Its smooth plastic case means it can sometimes shift during the night, but you can help minimize this by tucking it inside your pillowcase, underneath the pillow. Otherwise, the design works well; it's so slim it's impossible to feel, even through a fairly thin pillow, and it's not uncomfortable if you tend to sleep on your hand.

There’s no in-line volume control, so you’ll need to reach for your phone in order to adjust the audio, but that’s a relatively minor quibble. Whether you want to fall asleep to the gentle patter of rain, a soothing podcast from the Calm app, or some relaxing music, this little speaker is ideal.

Roberts Radio Pillow Talk Speaker

(Image credit: Future)

Buy it if

You enjoy audiobooks
Few pillow speakers do justice to speech, but Roberts Radio has pulled it off, and this little device will deliver clear narration right into your ear.

You've been considering sleep headphones
Sleep headphones are a great idea in theory, but rarely comfortable. You won't even feel this little speaker, and it won't leak sound and disturb your partner.

Don't buy it if

Your phone lacks a headphone jack
Like most pillow speakers, this one uses a standard 3.5mm connector, so you'll need to invest in an adapter.

You want to go wireless
If you don't want to run a cable from your pillow to your phone, you'll be better off with something like the Kokoon Sleepbuds, which use Bluetooth instead.

This article is part of TechRadar's Sleep Week 2022 (running from Sunday 13 to Saturday 19 March), a week-long celebration of all things slumber. We'll be bringing you proven techniques and tips to help you sleep better, and have rounded-up all the top-rated tech to transform your sleep.

Cat Ellis

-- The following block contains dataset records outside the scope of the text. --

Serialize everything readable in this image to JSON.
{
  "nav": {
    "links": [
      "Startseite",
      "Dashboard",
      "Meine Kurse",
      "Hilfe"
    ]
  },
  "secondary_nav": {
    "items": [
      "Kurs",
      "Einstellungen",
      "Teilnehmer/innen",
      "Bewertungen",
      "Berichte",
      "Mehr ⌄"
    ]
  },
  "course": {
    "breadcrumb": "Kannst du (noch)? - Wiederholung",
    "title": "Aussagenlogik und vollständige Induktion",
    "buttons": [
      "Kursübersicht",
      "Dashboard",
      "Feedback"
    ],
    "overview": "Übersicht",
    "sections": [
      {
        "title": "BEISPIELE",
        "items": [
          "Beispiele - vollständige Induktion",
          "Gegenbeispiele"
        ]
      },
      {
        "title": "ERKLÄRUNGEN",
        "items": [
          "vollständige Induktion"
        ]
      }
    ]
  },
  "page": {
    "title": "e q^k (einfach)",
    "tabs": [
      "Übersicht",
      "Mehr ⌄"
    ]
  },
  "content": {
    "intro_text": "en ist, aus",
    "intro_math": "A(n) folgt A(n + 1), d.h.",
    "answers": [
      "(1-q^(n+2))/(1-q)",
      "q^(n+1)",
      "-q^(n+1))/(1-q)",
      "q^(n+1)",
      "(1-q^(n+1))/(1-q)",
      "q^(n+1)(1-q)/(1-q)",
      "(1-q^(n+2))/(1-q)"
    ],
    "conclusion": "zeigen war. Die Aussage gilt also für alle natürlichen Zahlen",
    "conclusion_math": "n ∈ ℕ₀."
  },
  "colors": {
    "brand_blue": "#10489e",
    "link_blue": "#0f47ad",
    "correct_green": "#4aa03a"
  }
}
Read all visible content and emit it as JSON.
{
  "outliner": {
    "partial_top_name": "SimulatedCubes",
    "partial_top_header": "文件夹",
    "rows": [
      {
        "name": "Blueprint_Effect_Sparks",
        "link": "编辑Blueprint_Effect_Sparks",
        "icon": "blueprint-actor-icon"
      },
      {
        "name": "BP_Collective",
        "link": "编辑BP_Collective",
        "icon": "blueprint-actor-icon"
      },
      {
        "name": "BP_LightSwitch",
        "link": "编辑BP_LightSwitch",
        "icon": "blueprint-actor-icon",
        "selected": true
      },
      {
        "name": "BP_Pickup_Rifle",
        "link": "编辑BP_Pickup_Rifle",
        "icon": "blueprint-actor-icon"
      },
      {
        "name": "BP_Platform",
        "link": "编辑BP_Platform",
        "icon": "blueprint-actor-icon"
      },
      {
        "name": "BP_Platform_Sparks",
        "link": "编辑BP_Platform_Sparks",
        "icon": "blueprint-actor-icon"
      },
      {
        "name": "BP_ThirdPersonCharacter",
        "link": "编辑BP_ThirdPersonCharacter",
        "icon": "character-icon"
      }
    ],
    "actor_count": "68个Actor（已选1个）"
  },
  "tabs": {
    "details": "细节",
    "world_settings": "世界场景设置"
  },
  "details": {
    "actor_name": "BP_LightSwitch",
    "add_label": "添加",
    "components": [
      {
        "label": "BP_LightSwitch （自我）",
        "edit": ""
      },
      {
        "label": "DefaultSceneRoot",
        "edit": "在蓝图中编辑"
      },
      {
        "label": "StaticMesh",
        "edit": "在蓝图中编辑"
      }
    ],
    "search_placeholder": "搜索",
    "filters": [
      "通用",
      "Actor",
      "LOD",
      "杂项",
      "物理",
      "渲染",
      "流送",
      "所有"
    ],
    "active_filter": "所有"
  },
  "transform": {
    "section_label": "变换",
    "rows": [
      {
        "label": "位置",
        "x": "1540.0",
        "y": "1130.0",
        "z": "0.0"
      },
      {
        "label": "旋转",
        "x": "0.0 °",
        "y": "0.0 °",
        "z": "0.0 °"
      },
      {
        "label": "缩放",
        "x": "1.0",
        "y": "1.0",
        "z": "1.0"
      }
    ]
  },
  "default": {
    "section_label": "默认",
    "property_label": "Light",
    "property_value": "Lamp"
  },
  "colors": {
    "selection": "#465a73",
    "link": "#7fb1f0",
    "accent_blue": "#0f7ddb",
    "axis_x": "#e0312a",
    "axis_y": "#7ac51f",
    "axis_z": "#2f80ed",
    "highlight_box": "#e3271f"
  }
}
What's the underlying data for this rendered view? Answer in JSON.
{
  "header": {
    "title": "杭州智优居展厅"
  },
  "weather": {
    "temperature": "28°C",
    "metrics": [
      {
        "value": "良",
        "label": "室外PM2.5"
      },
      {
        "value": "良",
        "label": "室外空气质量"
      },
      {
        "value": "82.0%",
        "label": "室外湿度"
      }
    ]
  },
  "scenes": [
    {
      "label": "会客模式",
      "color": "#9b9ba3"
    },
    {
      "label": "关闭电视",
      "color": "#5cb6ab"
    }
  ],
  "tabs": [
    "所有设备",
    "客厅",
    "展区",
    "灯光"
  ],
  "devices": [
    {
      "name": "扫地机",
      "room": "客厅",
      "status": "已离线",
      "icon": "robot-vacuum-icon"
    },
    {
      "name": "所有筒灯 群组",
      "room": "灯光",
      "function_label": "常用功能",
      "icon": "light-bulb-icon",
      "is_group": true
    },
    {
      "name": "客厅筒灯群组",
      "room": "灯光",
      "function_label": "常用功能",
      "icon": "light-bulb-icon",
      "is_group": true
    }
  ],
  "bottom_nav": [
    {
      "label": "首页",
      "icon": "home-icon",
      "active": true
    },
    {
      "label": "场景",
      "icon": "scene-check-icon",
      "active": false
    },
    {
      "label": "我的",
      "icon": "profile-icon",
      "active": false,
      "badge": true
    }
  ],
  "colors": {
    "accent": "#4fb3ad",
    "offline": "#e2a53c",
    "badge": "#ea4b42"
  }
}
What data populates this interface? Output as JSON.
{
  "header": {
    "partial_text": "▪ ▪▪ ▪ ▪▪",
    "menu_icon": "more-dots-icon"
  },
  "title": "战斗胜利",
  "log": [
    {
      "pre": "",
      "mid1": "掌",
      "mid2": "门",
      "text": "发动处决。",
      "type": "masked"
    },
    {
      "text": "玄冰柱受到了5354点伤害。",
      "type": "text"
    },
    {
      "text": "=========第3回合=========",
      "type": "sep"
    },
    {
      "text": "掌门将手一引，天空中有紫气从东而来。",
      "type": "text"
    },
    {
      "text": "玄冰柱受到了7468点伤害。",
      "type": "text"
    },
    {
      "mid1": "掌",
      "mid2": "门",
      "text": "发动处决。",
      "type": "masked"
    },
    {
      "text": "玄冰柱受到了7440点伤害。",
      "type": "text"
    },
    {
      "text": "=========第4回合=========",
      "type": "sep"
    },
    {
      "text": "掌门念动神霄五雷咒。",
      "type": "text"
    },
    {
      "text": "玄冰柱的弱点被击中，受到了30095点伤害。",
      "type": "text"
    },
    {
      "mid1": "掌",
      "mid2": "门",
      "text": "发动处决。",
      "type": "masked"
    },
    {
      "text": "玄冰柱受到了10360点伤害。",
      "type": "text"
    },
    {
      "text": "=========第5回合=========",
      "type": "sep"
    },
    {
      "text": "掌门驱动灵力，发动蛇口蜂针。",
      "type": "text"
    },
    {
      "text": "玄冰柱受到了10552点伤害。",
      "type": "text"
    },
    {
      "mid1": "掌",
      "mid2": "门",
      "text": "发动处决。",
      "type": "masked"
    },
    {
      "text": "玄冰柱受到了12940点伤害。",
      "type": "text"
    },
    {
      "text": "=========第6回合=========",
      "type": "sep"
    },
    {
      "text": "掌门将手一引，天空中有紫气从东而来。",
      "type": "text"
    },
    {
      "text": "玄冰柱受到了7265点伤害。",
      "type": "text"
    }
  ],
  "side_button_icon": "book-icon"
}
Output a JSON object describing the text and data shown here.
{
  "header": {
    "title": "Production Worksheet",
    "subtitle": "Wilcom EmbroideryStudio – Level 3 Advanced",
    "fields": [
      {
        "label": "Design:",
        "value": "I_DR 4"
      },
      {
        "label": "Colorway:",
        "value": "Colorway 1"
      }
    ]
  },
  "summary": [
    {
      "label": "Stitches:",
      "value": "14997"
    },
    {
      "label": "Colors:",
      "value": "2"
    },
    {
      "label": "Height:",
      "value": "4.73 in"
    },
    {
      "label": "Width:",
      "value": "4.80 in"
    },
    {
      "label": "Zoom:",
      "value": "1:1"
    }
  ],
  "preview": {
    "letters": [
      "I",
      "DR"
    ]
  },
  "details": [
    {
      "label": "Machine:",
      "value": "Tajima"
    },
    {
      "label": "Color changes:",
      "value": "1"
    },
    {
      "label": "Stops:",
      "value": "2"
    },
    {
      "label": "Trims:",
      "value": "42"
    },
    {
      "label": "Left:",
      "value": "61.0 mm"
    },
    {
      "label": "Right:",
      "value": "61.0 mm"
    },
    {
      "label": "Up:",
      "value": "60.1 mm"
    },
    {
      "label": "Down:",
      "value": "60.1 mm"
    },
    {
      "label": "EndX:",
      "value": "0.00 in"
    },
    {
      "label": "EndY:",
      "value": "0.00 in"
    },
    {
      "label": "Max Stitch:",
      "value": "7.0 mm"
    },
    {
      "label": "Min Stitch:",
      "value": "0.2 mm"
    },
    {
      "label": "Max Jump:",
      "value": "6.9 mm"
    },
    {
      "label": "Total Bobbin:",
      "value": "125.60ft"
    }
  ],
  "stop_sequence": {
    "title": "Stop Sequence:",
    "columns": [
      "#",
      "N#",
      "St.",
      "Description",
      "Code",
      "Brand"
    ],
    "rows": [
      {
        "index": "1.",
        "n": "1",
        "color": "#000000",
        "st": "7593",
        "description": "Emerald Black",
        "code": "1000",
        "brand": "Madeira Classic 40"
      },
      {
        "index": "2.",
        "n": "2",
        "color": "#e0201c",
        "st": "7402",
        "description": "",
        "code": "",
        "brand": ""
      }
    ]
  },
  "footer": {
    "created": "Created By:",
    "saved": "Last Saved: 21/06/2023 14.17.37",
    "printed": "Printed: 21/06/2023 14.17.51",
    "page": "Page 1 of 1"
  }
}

Cat is the editor of TechRadar's sister site Advnture. She’s a UK Athletics qualified run leader, and in her spare time enjoys nothing more than lacing up her shoes and hitting the roads and trails (the muddier, the better)